the Court cautions Petitioner that under the Antiterrorism
and Effective Death Penalty Act of 1996 (AEDPA) a one-year
period of limitation shall apply to a petition for a writ of
habeas corpus by a person in custody pursuant to the judgment
of a state court. The limitation period shall run from the
(A) the date on which the judgment became final by the
conclusion of direct review or the expiration of the time for
seeking such review;
(B) the date on which the impediment to filing an application
created by State action in violation of the Constitution or
laws of the United States is removed, if the applicant was
prevented from filing by such State action;
(C) the date on which the constitutional right asserted was
initially recognized by the Supreme Court, if the right has
been newly recognized by the Supreme Court and made
retroactively applicable to cases on collateral review; or
(D) the date on which the factual predicate of the claim or
claims presented could have been discovered through the

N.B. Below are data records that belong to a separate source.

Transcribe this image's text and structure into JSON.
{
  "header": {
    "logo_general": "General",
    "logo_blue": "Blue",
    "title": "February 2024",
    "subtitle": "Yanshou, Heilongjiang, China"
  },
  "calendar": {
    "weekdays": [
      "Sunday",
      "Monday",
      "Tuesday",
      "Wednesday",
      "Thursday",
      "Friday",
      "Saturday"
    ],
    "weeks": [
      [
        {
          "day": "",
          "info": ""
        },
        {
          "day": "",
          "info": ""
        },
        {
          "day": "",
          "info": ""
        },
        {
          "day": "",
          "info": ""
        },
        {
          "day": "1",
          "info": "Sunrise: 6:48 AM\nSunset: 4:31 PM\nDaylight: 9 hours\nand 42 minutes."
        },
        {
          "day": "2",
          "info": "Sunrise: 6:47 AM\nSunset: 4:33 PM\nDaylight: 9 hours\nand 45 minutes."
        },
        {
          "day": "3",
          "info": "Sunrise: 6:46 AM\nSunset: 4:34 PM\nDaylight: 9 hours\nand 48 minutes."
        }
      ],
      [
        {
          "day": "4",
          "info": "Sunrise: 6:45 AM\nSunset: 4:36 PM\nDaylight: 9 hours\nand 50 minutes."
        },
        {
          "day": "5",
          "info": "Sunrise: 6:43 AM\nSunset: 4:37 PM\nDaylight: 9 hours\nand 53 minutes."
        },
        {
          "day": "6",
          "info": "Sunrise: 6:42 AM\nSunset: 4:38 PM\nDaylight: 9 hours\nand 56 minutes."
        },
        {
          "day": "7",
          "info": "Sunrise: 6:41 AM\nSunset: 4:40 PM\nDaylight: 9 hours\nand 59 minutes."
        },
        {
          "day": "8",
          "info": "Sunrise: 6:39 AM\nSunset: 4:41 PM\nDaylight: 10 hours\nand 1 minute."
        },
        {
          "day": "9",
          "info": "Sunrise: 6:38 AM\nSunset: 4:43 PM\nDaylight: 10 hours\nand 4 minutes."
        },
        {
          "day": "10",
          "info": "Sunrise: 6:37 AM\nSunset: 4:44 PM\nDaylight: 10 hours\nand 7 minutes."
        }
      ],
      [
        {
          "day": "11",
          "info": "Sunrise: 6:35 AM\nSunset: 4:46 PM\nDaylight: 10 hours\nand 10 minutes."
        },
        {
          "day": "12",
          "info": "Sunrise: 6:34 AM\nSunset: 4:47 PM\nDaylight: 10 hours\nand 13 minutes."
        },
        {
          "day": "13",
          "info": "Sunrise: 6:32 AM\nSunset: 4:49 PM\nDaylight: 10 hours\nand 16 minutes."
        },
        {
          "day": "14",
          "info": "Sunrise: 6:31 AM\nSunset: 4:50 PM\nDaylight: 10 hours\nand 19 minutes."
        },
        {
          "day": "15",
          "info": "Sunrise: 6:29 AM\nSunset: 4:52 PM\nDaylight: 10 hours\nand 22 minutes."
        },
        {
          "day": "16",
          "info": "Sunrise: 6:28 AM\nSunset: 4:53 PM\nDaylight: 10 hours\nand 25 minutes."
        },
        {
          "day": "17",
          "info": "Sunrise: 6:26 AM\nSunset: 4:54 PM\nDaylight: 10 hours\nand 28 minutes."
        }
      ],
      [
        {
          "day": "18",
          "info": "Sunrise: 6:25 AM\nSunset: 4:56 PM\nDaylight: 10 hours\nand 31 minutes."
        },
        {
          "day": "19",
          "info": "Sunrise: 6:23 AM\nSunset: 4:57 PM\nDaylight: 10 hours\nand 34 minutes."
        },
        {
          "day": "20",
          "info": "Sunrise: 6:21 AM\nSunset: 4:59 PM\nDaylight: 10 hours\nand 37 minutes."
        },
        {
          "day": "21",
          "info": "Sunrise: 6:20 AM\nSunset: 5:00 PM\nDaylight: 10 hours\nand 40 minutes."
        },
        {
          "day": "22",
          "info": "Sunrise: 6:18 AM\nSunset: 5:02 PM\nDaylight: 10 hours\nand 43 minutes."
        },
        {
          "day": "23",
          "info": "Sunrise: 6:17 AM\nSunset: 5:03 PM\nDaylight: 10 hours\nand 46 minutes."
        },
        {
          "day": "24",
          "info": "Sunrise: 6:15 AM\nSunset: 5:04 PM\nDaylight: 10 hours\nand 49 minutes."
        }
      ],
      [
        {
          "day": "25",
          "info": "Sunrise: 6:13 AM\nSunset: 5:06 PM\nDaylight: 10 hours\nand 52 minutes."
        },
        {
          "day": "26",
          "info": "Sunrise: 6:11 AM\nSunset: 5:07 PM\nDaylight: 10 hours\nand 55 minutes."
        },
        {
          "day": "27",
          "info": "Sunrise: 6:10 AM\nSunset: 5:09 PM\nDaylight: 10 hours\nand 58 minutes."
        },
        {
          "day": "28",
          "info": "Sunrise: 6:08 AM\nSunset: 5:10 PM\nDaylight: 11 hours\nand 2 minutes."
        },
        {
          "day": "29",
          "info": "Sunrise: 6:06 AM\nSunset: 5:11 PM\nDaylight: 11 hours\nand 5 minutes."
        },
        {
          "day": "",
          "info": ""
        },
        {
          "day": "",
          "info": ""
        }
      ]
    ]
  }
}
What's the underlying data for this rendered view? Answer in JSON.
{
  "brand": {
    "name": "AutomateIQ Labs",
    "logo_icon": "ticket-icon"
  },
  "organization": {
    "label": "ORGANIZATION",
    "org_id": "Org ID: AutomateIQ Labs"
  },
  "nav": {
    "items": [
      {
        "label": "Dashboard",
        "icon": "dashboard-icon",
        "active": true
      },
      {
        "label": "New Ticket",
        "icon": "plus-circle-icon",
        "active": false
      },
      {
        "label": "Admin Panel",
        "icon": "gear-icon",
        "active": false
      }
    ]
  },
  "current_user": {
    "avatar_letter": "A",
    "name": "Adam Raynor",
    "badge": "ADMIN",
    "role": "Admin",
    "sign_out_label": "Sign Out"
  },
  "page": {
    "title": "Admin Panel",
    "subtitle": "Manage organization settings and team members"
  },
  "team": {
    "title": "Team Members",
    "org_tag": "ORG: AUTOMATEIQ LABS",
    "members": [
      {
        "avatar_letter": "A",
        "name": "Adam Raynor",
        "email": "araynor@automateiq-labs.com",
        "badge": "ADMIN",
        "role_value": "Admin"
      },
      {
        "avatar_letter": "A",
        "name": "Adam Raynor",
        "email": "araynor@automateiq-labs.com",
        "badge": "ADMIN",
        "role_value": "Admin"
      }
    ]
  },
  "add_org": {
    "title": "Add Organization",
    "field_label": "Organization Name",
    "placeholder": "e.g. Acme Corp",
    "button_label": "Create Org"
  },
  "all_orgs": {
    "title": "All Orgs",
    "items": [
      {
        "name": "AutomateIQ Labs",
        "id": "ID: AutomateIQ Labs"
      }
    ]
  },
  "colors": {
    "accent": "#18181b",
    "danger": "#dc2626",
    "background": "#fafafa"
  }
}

exercise of due diligence.
28 U.S.C.A. § 2244(d)(1)(A)-(D) (West Supp. 2002).
statute of limitations does not run while a properly filed
state habeas corpus petition is pending. 28 U.S.C.
§ 2244(d)(2); see Nino v. Galaza, 183 F.3d
1003, 1006 (9th Cir. 1999). But see Artuz v.
Bennett,531 U.S. 4, 8 (2000) (“[A]n application
is ‘properly filed' when its delivery and
acceptance [by the appropriate court officer for placement
into the record] are in compliance with the applicable laws
and rules governing filings.”). However, absent some
other basis ...